[Dataset rows describing interfaces]
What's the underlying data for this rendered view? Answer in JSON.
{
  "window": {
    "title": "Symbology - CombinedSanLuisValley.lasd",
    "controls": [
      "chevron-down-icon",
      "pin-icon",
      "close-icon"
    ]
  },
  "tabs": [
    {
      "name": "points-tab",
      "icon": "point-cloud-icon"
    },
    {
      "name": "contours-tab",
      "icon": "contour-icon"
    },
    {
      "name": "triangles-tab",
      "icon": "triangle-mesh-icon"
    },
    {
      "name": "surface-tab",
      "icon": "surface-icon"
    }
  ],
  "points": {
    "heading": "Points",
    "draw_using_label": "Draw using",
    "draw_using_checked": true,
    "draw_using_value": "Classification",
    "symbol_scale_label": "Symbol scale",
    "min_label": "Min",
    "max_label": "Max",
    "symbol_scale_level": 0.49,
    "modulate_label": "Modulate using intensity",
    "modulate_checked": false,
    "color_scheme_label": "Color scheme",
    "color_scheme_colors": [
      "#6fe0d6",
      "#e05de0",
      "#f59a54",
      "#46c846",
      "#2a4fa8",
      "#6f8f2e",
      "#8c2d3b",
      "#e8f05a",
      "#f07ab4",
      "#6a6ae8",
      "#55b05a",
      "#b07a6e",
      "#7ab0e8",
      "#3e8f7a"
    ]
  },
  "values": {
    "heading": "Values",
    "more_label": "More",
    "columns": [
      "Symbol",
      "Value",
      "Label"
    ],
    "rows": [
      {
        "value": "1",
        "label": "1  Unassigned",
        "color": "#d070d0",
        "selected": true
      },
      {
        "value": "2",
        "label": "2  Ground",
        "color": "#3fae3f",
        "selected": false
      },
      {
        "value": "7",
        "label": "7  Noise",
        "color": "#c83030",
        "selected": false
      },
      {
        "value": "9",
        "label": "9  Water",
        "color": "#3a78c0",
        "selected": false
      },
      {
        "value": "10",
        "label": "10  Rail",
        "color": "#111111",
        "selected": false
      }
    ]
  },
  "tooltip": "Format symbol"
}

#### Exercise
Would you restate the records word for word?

#### Task response
What's the underlying data for this rendered view? Answer in JSON.
{
  "window": {
    "title": "Symbology - CombinedSanLuisValley.lasd",
    "controls": [
      "chevron-down-icon",
      "pin-icon",
      "close-icon"
    ]
  },
  "tabs": [
    {
      "name": "points-tab",
      "icon": "point-cloud-icon"
    },
    {
      "name": "contours-tab",
      "icon": "contour-icon"
    },
    {
      "name": "triangles-tab",
      "icon": "triangle-mesh-icon"
    },
    {
      "name": "surface-tab",
      "icon": "surface-icon"
    }
  ],
  "points": {
    "heading": "Points",
    "draw_using_label": "Draw using",
    "draw_using_checked": true,
    "draw_using_value": "Classification",
    "symbol_scale_label": "Symbol scale",
    "min_label": "Min",
    "max_label": "Max",
    "symbol_scale_level": 0.49,
    "modulate_label": "Modulate using intensity",
    "modulate_checked": false,
    "color_scheme_label": "Color scheme",
    "color_scheme_colors": [
      "#6fe0d6",
      "#e05de0",
      "#f59a54",
      "#46c846",
      "#2a4fa8",
      "#6f8f2e",
      "#8c2d3b",
      "#e8f05a",
      "#f07ab4",
      "#6a6ae8",
      "#55b05a",
      "#b07a6e",
      "#7ab0e8",
      "#3e8f7a"
    ]
  },
  "values": {
    "heading": "Values",
    "more_label": "More",
    "columns": [
      "Symbol",
      "Value",
      "Label"
    ],
    "rows": [
      {
        "value": "1",
        "label": "1  Unassigned",
        "color": "#d070d0",
        "selected": true
      },
      {
        "value": "2",
        "label": "2  Ground",
        "color": "#3fae3f",
        "selected": false
      },
      {
        "value": "7",
        "label": "7  Noise",
        "color": "#c83030",
        "selected": false
      },
      {
        "value": "9",
        "label": "9  Water",
        "color": "#3a78c0",
        "selected": false
      },
      {
        "value": "10",
        "label": "10  Rail",
        "color": "#111111",
        "selected": false
      }
    ]
  },
  "tooltip": "Format symbol"
}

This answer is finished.